• TASK DESCRIPTION
Pick out all lines with the word "Monies" from the records that follow.

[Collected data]
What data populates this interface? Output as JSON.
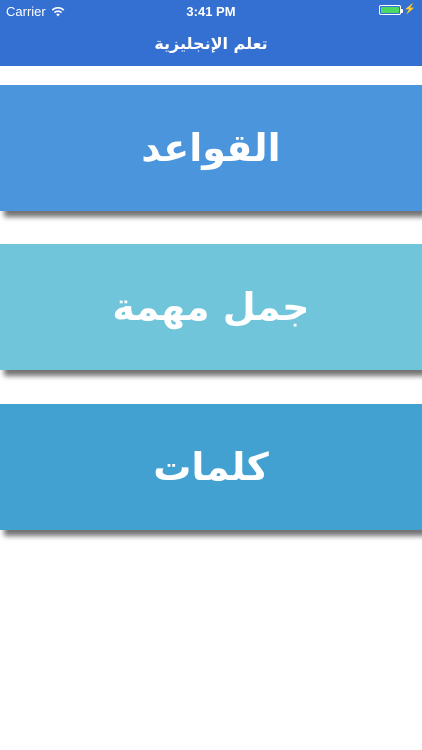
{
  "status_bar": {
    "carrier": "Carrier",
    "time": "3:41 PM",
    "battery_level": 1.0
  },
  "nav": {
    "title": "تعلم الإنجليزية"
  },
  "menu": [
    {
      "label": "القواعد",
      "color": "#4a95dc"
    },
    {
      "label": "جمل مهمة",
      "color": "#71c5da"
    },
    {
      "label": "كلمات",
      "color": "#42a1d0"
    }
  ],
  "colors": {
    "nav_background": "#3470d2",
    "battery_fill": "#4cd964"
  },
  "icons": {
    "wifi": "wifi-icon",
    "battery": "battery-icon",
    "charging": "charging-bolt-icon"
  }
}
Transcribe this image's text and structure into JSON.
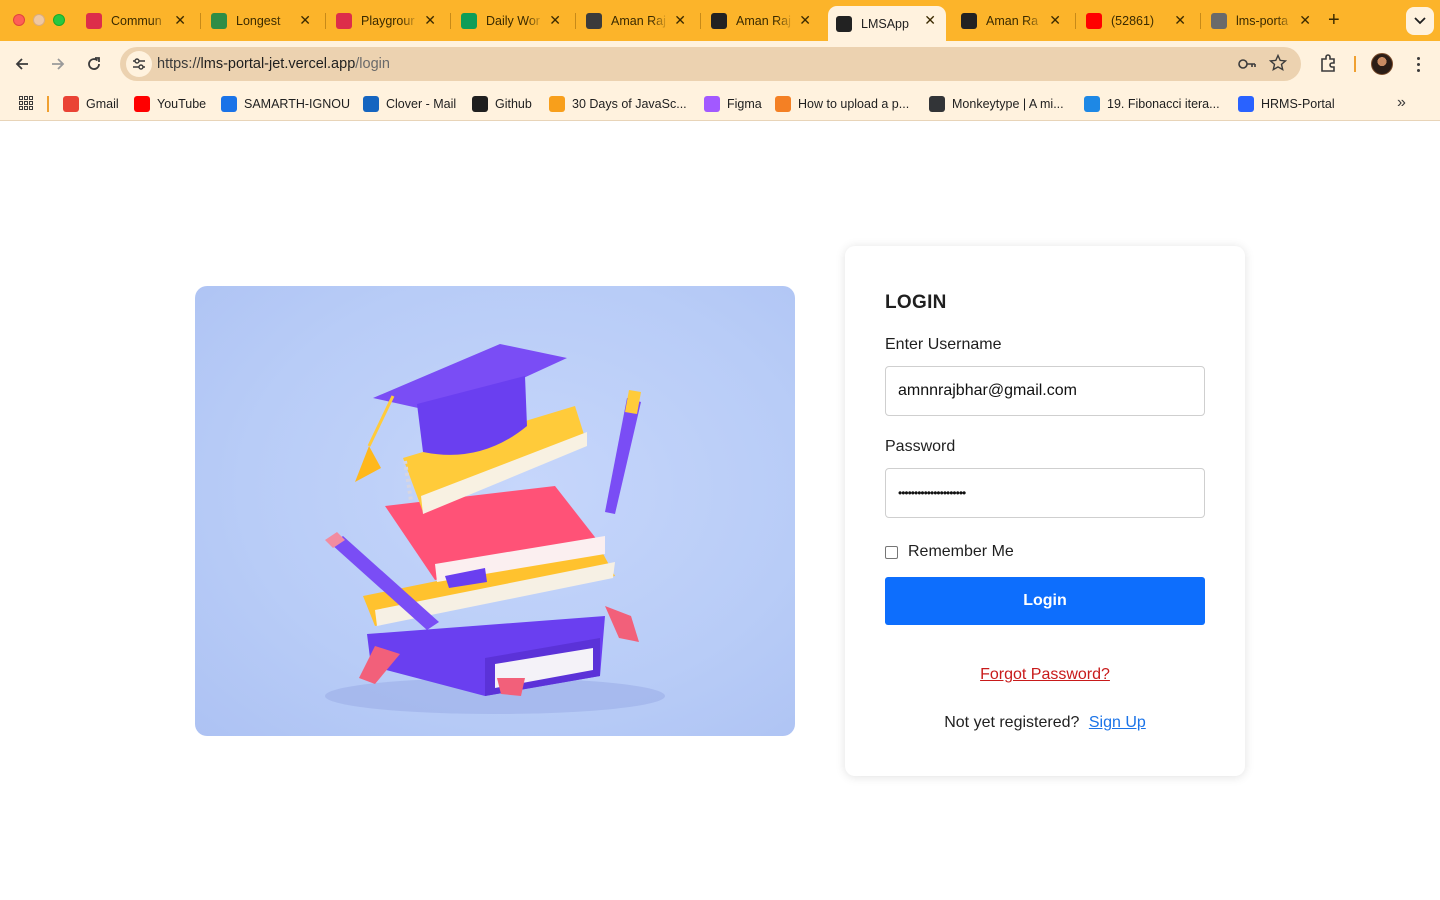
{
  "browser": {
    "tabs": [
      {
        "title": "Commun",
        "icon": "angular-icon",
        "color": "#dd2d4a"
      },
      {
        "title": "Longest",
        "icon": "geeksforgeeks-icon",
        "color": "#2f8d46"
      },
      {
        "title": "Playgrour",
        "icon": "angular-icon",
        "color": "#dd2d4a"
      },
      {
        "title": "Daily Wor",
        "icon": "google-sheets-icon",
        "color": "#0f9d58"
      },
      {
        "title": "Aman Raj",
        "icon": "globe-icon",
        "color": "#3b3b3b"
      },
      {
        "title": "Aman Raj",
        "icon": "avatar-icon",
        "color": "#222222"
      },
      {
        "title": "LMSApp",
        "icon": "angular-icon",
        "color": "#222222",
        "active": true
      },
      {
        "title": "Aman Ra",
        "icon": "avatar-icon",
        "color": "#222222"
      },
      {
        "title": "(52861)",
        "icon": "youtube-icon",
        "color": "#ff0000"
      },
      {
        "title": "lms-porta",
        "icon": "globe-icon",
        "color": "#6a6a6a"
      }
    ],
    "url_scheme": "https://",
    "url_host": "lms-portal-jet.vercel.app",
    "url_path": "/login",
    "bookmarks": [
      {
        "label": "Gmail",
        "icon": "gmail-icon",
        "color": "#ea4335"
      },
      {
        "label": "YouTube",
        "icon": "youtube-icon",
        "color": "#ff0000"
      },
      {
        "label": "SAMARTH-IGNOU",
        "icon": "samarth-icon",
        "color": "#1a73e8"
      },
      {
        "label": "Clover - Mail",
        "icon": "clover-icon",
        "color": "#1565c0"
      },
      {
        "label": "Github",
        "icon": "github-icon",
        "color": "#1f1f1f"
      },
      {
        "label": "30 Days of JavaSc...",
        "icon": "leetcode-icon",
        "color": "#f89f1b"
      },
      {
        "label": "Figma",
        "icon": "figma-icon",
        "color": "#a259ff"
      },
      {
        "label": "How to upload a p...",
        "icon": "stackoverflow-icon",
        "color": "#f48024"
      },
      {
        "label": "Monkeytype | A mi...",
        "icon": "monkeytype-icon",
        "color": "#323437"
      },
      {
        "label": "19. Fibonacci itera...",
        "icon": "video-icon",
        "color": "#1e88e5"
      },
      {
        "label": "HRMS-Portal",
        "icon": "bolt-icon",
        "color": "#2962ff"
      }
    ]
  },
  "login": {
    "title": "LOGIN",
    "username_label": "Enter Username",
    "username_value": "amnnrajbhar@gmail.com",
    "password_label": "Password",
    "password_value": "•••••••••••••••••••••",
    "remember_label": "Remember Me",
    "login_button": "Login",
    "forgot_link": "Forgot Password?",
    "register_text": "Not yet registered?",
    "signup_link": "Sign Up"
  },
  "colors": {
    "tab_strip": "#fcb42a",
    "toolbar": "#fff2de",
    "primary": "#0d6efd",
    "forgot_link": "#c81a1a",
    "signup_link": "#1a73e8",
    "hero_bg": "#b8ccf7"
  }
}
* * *
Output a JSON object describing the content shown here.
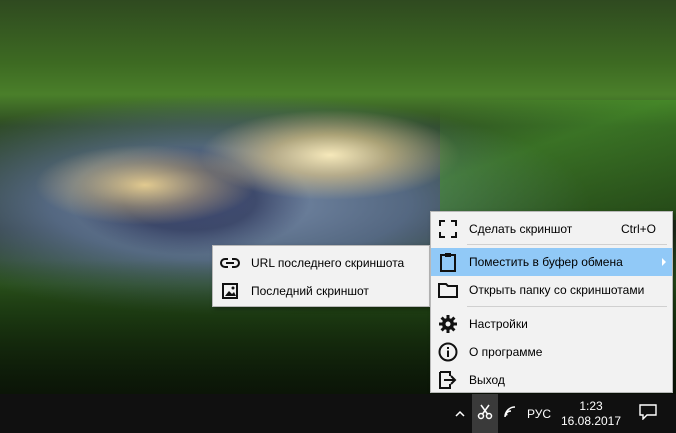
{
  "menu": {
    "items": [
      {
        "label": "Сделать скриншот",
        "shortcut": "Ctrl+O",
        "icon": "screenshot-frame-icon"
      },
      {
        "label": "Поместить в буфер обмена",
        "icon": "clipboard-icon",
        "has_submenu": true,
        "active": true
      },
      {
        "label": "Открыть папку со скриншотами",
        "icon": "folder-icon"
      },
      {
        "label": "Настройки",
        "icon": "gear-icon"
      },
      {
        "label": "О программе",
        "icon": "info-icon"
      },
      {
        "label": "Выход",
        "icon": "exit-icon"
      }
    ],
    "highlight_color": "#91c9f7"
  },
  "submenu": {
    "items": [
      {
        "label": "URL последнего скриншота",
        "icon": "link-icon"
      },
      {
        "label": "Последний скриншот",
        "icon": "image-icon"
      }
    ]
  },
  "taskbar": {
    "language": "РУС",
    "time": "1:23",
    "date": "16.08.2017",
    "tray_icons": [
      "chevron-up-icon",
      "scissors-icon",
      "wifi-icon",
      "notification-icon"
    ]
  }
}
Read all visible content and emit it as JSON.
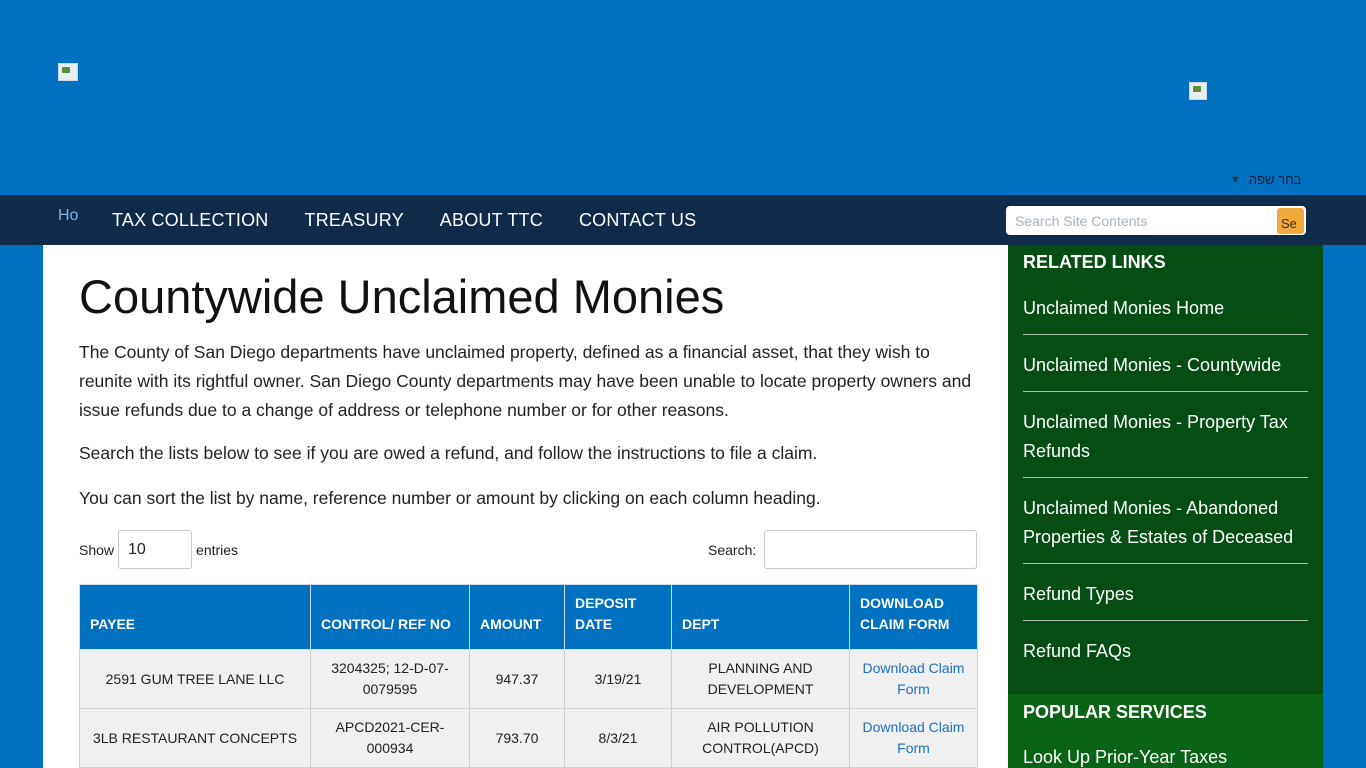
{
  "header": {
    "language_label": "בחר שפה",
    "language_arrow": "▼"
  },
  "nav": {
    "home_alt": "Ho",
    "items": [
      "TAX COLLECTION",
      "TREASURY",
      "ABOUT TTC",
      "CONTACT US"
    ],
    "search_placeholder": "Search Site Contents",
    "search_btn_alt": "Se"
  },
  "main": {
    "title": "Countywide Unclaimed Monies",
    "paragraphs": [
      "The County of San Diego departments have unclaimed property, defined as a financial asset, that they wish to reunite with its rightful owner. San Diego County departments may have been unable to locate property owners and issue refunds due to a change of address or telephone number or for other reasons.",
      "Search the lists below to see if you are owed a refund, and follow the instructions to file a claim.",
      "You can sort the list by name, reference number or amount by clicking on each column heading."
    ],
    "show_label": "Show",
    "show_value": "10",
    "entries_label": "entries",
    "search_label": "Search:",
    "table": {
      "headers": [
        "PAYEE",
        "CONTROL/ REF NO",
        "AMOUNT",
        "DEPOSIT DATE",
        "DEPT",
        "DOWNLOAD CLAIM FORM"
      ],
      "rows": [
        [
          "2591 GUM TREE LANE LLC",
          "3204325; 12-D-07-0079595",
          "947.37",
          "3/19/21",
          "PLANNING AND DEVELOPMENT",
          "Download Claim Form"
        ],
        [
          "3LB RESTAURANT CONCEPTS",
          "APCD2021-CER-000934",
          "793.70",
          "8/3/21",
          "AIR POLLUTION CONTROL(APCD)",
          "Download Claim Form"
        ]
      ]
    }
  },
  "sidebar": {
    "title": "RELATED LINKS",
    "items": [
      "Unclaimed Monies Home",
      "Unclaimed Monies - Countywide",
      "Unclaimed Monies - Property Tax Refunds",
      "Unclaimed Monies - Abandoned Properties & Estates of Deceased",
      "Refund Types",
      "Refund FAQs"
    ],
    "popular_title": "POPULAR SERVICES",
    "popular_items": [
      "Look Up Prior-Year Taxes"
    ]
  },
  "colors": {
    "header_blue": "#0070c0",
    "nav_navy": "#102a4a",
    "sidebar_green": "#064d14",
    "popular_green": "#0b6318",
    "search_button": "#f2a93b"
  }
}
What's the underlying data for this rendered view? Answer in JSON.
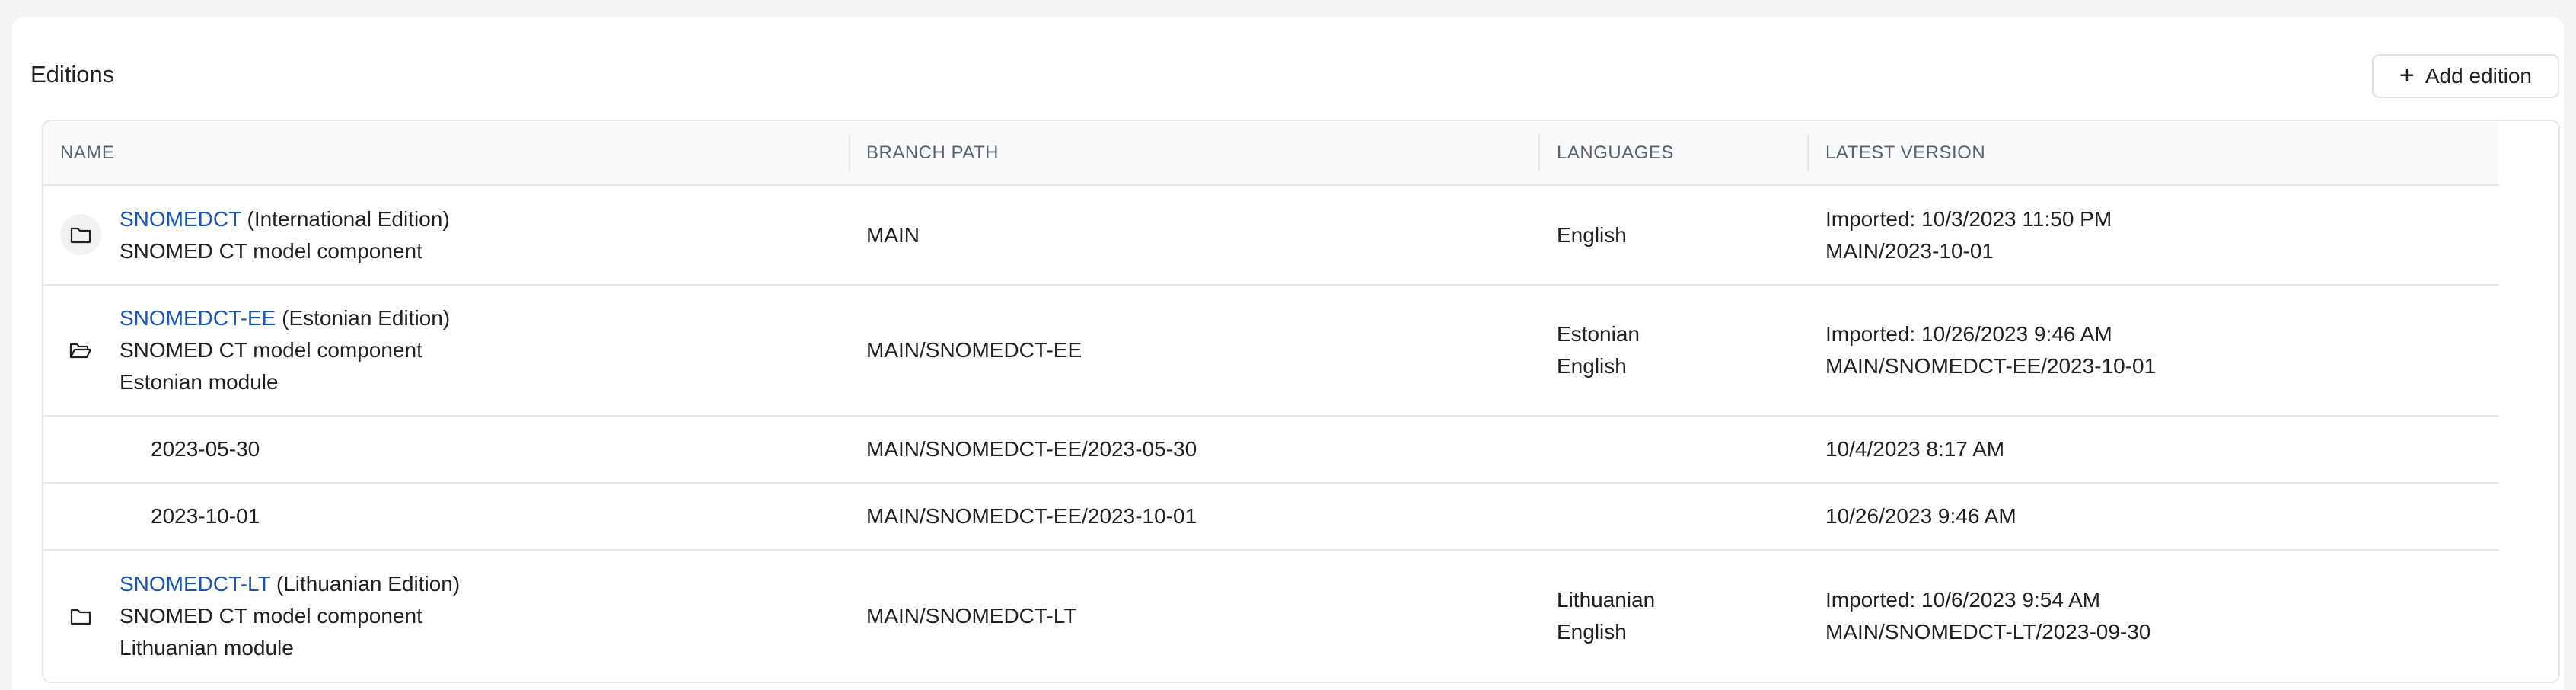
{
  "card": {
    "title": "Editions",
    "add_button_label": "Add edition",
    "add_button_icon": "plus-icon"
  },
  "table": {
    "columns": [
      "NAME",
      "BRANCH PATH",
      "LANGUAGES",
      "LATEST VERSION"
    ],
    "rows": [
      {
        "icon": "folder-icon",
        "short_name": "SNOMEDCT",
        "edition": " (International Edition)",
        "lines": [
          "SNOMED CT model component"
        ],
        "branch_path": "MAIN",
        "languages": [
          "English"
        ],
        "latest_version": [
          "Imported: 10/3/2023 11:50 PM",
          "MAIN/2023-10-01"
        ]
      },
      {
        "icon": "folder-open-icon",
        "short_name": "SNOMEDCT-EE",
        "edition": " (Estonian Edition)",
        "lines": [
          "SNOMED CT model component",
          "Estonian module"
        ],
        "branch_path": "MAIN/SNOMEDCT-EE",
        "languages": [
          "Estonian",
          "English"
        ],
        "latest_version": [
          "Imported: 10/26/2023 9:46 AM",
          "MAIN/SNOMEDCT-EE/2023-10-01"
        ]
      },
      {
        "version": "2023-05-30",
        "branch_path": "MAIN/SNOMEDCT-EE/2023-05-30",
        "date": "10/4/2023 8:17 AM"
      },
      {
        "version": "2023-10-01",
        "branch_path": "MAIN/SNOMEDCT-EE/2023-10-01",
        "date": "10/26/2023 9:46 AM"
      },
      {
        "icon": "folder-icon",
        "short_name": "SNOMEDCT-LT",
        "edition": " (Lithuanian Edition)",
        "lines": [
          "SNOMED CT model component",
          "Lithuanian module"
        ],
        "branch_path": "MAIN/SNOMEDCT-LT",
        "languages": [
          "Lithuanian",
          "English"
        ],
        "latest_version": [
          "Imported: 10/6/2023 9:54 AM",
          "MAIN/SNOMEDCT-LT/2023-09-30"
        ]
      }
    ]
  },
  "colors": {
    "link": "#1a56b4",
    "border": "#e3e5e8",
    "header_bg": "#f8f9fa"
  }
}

• SOLUTION
    "title": "Countywide Unclaimed Monies",
      "Unclaimed Monies Home",
      "Unclaimed Monies - Countywide",
      "Unclaimed Monies - Property Tax Refunds",
      "Unclaimed Monies - Abandoned Properties & Estates of Deceased",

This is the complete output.